miles to engine overhaul), (c) cost-effective engines (low installed and
Truck OEMs want vehicles that are (a) stylish, fuel efficient, and quiet
(b) durable (vehicle life > 1,250,000 miles), and (c) cost-effective.
In general, there is a need to package more cooling in a smaller space without increasing
the cost. This requires new technologies. The time, then, is right for new technology. If new
technologies are not rapidly developed and implemented, and industry is thus forced to apply
state-of the-art technology to accommodate the demand for increased cooling,
Aerodynamic styling may be comprised.
Fuel economy may not improve.
Cooling fan noise may increase.
Higher horsepower may not be available.
Visibility may suffer.
Engine performance, cost-effectiveness, and/or durability may be
Vehicle appearance may suffer, and costs of operation and maintenance may
2.3 EQUIPMENT SUPPLIERS
Heat-Transfer Fluids. There is a need for improved coolants with longer lives, improved
heat-transfer characteristics, environmental friendliness, and lower disposal costs. In addition to
absorbing and transferring heat, a heat-transfer fluid (coolant and/or engine oil) may also control
friction and wear, transfer force, scavenge contaminants, and prevent corrosion. Many physical
and chemical properties bear on these functions, and the relative importance of these properties
depends on the specific hardware and application.

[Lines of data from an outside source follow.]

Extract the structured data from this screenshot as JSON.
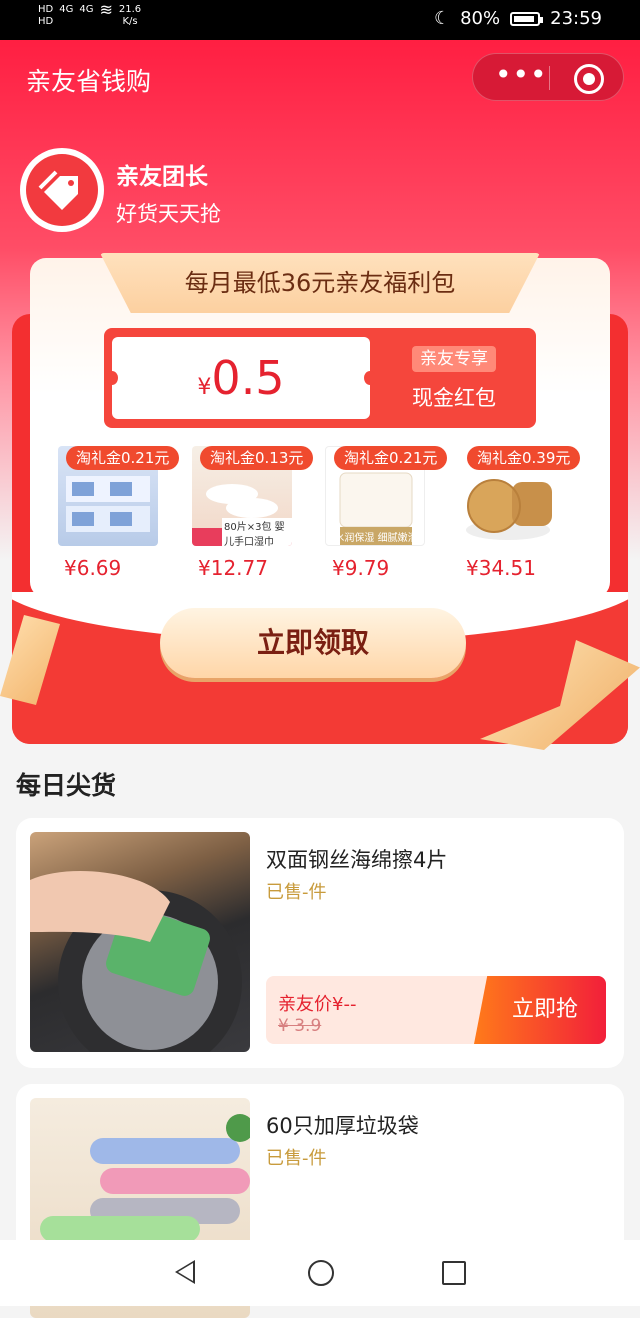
{
  "status_bar": {
    "left": [
      "HD₁",
      "4G",
      "4G",
      "wifi"
    ],
    "speed": "21.6",
    "speed_unit": "K/s",
    "battery": "80%",
    "time": "23:59"
  },
  "header": {
    "title": "亲友省钱购",
    "more_icon": "•••"
  },
  "shop": {
    "name": "亲友团长",
    "subtitle": "好货天天抢"
  },
  "promo": {
    "banner": "每月最低36元亲友福利包",
    "redpack": {
      "yen": "¥",
      "amount": "0.5",
      "tag": "亲友专享",
      "label": "现金红包"
    },
    "products": [
      {
        "badge": "淘礼金0.21元",
        "price": "¥6.69",
        "caption": ""
      },
      {
        "badge": "淘礼金0.13元",
        "price": "¥12.77",
        "caption": "80片×3包 婴儿手口湿巾"
      },
      {
        "badge": "淘礼金0.21元",
        "price": "¥9.79",
        "caption": "水润保湿 细腻嫩滑"
      },
      {
        "badge": "淘礼金0.39元",
        "price": "¥34.51",
        "caption": ""
      }
    ],
    "claim_button": "立即领取"
  },
  "section": {
    "title": "每日尖货"
  },
  "items": [
    {
      "name": "双面钢丝海绵擦4片",
      "sold": "已售-件",
      "friend_price": "亲友价¥--",
      "original_price": "¥ 3.9",
      "buy_button": "立即抢"
    },
    {
      "name": "60只加厚垃圾袋",
      "sold": "已售-件"
    }
  ],
  "colors": {
    "primary_red": "#ff1f42",
    "accent_gold": "#c89b3c"
  }
}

Development of a fluid to meet a particular set
of specifications, and the qualification of that fluid, can be a long and expensive process.

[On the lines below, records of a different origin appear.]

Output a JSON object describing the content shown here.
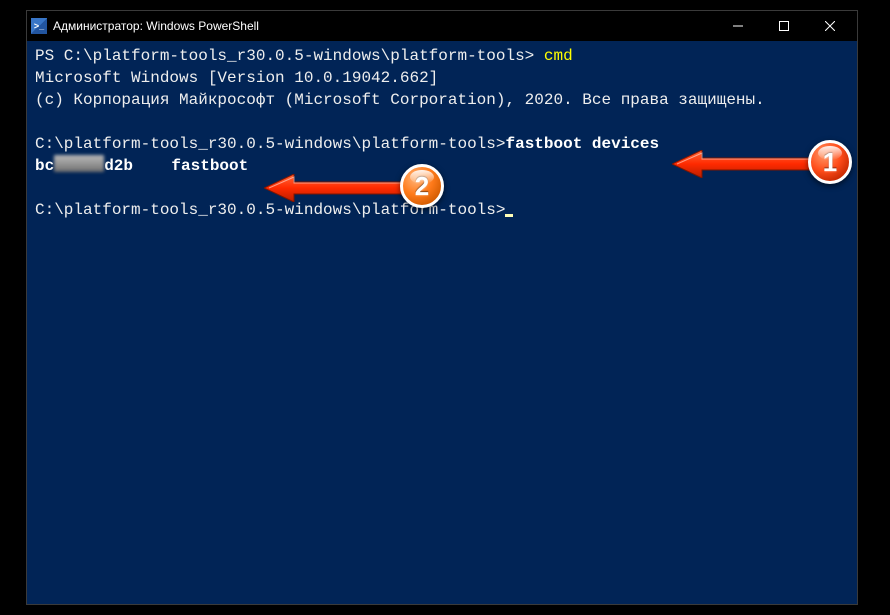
{
  "titlebar": {
    "icon_label": ">_",
    "title": "Администратор: Windows PowerShell"
  },
  "terminal": {
    "ps_prompt": "PS C:\\platform-tools_r30.0.5-windows\\platform-tools> ",
    "cmd_input": "cmd",
    "ms_line": "Microsoft Windows [Version 10.0.19042.662]",
    "copyright": "(c) Корпорация Майкрософт (Microsoft Corporation), 2020. Все права защищены.",
    "cmd_prompt": "C:\\platform-tools_r30.0.5-windows\\platform-tools>",
    "fastboot_cmd": "fastboot devices",
    "device_prefix": "bc",
    "device_suffix": "d2b",
    "device_mode": "    fastboot"
  },
  "annotations": {
    "badge1": "1",
    "badge2": "2"
  }
}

Nevertheless, several unexplored possibilities for improving a fluid's heat transfer characteristics
should be considered.